> Source data

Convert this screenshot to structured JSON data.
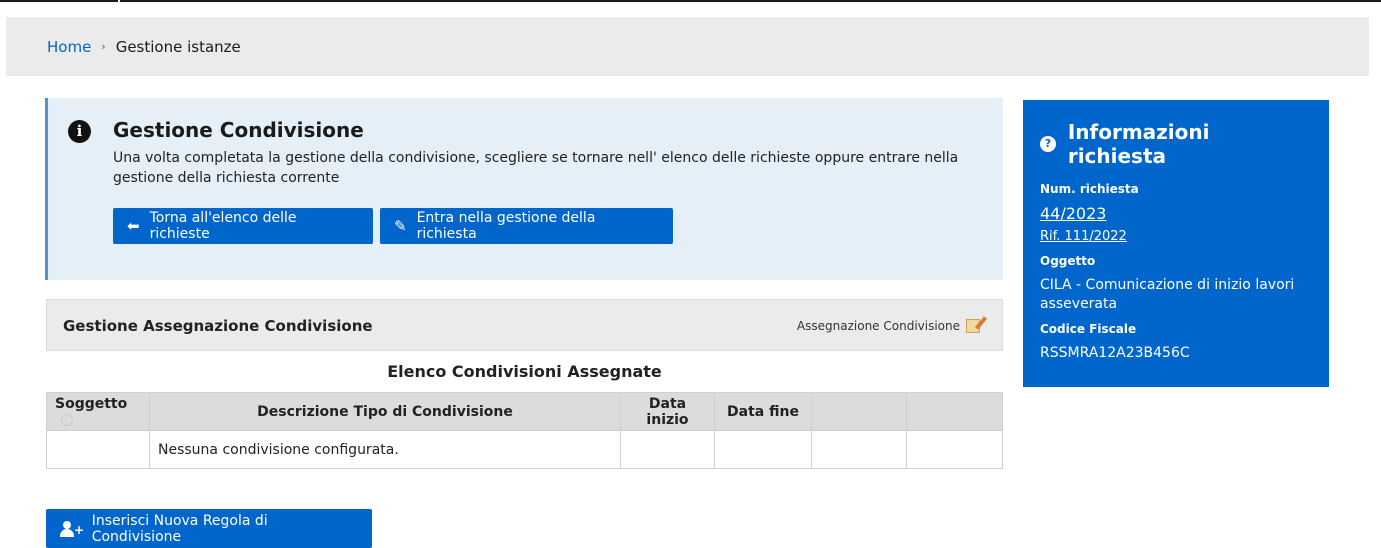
{
  "breadcrumb": {
    "home": "Home",
    "separator": "›",
    "current": "Gestione istanze"
  },
  "info": {
    "icon": "info-icon",
    "title": "Gestione Condivisione",
    "text": "Una volta completata la gestione della condivisione, scegliere se tornare nell' elenco delle richieste oppure entrare nella gestione della richiesta corrente",
    "back_button": "Torna all'elenco delle richieste",
    "back_icon": "⬅",
    "enter_button": "Entra nella gestione della richiesta",
    "enter_icon": "✎"
  },
  "assignment": {
    "title": "Gestione Assegnazione Condivisione",
    "link": "Assegnazione Condivisione",
    "table_caption": "Elenco Condivisioni Assegnate",
    "columns": [
      "Soggetto",
      "Descrizione Tipo di Condivisione",
      "Data inizio",
      "Data fine",
      "",
      ""
    ],
    "empty_row": "Nessuna condivisione configurata."
  },
  "new_rule_button": "Inserisci Nuova Regola di Condivisione",
  "sidebar": {
    "title": "Informazioni richiesta",
    "num_label": "Num. richiesta",
    "num_value": "44/2023",
    "rif": "Rif. 111/2022",
    "oggetto_label": "Oggetto",
    "oggetto_value": "CILA - Comunicazione di inizio lavori asseverata",
    "cf_label": "Codice Fiscale",
    "cf_value": "RSSMRA12A23B456C"
  },
  "colors": {
    "primary": "#0066cc",
    "info_bg": "#e5eff7",
    "bar_bg": "#ebebeb"
  }
}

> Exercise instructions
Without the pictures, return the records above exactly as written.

> Response
Convert this screenshot to structured JSON data.
{
  "breadcrumb": {
    "home": "Home",
    "separator": "›",
    "current": "Gestione istanze"
  },
  "info": {
    "icon": "info-icon",
    "title": "Gestione Condivisione",
    "text": "Una volta completata la gestione della condivisione, scegliere se tornare nell' elenco delle richieste oppure entrare nella gestione della richiesta corrente",
    "back_button": "Torna all'elenco delle richieste",
    "back_icon": "⬅",
    "enter_button": "Entra nella gestione della richiesta",
    "enter_icon": "✎"
  },
  "assignment": {
    "title": "Gestione Assegnazione Condivisione",
    "link": "Assegnazione Condivisione",
    "table_caption": "Elenco Condivisioni Assegnate",
    "columns": [
      "Soggetto",
      "Descrizione Tipo di Condivisione",
      "Data inizio",
      "Data fine",
      "",
      ""
    ],
    "empty_row": "Nessuna condivisione configurata."
  },
  "new_rule_button": "Inserisci Nuova Regola di Condivisione",
  "sidebar": {
    "title": "Informazioni richiesta",
    "num_label": "Num. richiesta",
    "num_value": "44/2023",
    "rif": "Rif. 111/2022",
    "oggetto_label": "Oggetto",
    "oggetto_value": "CILA - Comunicazione di inizio lavori asseverata",
    "cf_label": "Codice Fiscale",
    "cf_value": "RSSMRA12A23B456C"
  },
  "colors": {
    "primary": "#0066cc",
    "info_bg": "#e5eff7",
    "bar_bg": "#ebebeb"
  }
}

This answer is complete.